Traditionally, the key barriers to change for insurers included long-established processes that rely on legacy systems and a workforce under strain. A transformation roadmap for claims starts with re-imagining the end-to-end customer experience at each stage of the claim. Intelligent automation and artificial intelligence (AI) offer a proven pathway to produce a better claims service while leveraging core legacy systems. Intelligent automation brings systems, both legacy and new, into the process to create a seamless experience.
Key points include:
- Automating FNOL in auto insurance
- Automating FNOL in travel insurance
- Benefits of intelligent automation in insurance
Read the full post, How Automation Can Support First Notice of Loss (FNOL) Reports, on the Burniegroup.com.
Umbrex is pleased to welcome Umbrex is pleased to welcome Rudolf Luerzer with GCN Consulting. Rudolf spent three years in the insurance practice at McKinsey and has been running his own consulting firm focused on consulting, training and coaching services for the top management in the (financial) services industry since 1990. Rudolf has lead major strategy and restructuring projects in (re-) insurance and other service industries.
He lives in Vorarlberg, Austria with his wife and enjoys travelling in Asia and the Americas whenever possible. Rudolf is happy to collaborate on projects in the (re-) insurance industry in Europe and in projects in collaboration with NGOs.
Umbrex is pleased to welcome Katy Huang with HAW Consulting.
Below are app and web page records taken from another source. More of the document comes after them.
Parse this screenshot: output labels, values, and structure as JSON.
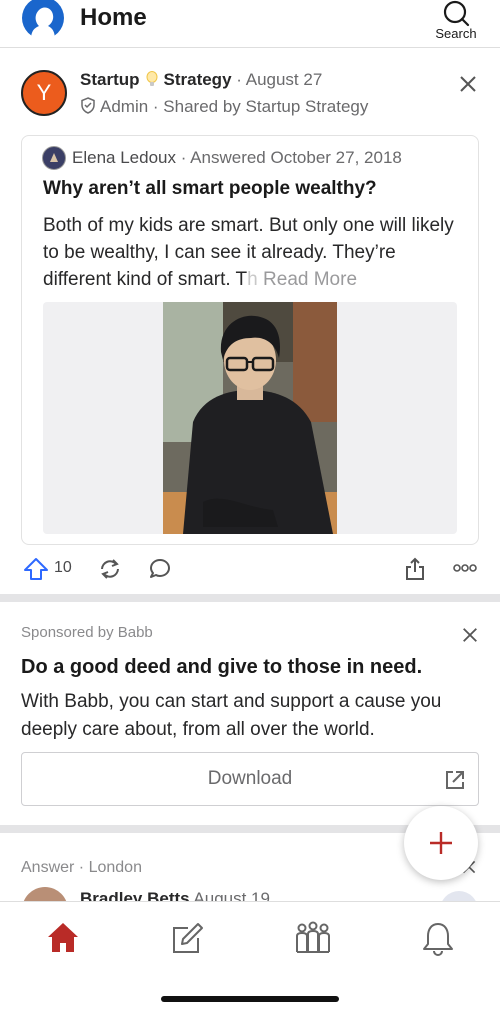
{
  "header": {
    "title": "Home",
    "search_label": "Search",
    "accent": "#1a66cc"
  },
  "card1": {
    "space_avatar_letter": "Y",
    "space_name_part1": "Startup",
    "space_name_part2": "Strategy",
    "space_sep": "·",
    "space_date": "August 27",
    "role": "Admin",
    "shared_by": "· Shared by Startup Strategy",
    "answer": {
      "author": "Elena Ledoux",
      "answered": "· Answered October 27, 2018",
      "question": "Why aren’t all smart people wealthy?",
      "excerpt": "Both of my kids are smart. But only one will likely to be wealthy, I can see it already. They’re different kind of smart. T",
      "excerpt_fade": "h",
      "read_more": "Read More"
    },
    "upvotes": "10",
    "upvote_color": "#2e69ff"
  },
  "sponsored": {
    "label": "Sponsored by Babb",
    "title": "Do a good deed and give to those in need.",
    "body": "With Babb, you can start and support a cause you deeply care about, from all over the world.",
    "button": "Download"
  },
  "card3": {
    "meta": "Answer · London",
    "author": "Bradley Betts",
    "date": "August 19"
  },
  "fab_color": "#b92b27",
  "nav": {
    "active_color": "#b92b27",
    "items": [
      "home-icon",
      "compose-icon",
      "spaces-icon",
      "bell-icon"
    ]
  }
}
Katy comes with a stellar educational background: Master of Engineering in Chemical Engineering from Oxford University, MBA from Harvard Business School and Lloyd’s Leadership Program Exec Ed at London Business School.
Since going in house in 2006, she reported to the country CEO. Her insurance experience spans Life Insurance with McKinsey, chief of staff for Beazley’s Political risk and Contingency division for 5 years, freelance consulting projects for Bought By Many, Charles Taylor Adjusting, Hiscox and Oasis Loss Modelling Framework. Her McKinsey Business Technology Office background also makes her very unique in understanding the challenges of how to leverage ever changing technology for business growth and optimisation. She’s a great thought partner and invaluable in helping her C-level clients make things happen and a role model for working mothers. It’s her 9th year as a school governor at the local state maintained primary, and now also serving at the multi academy trust secondary school next to it.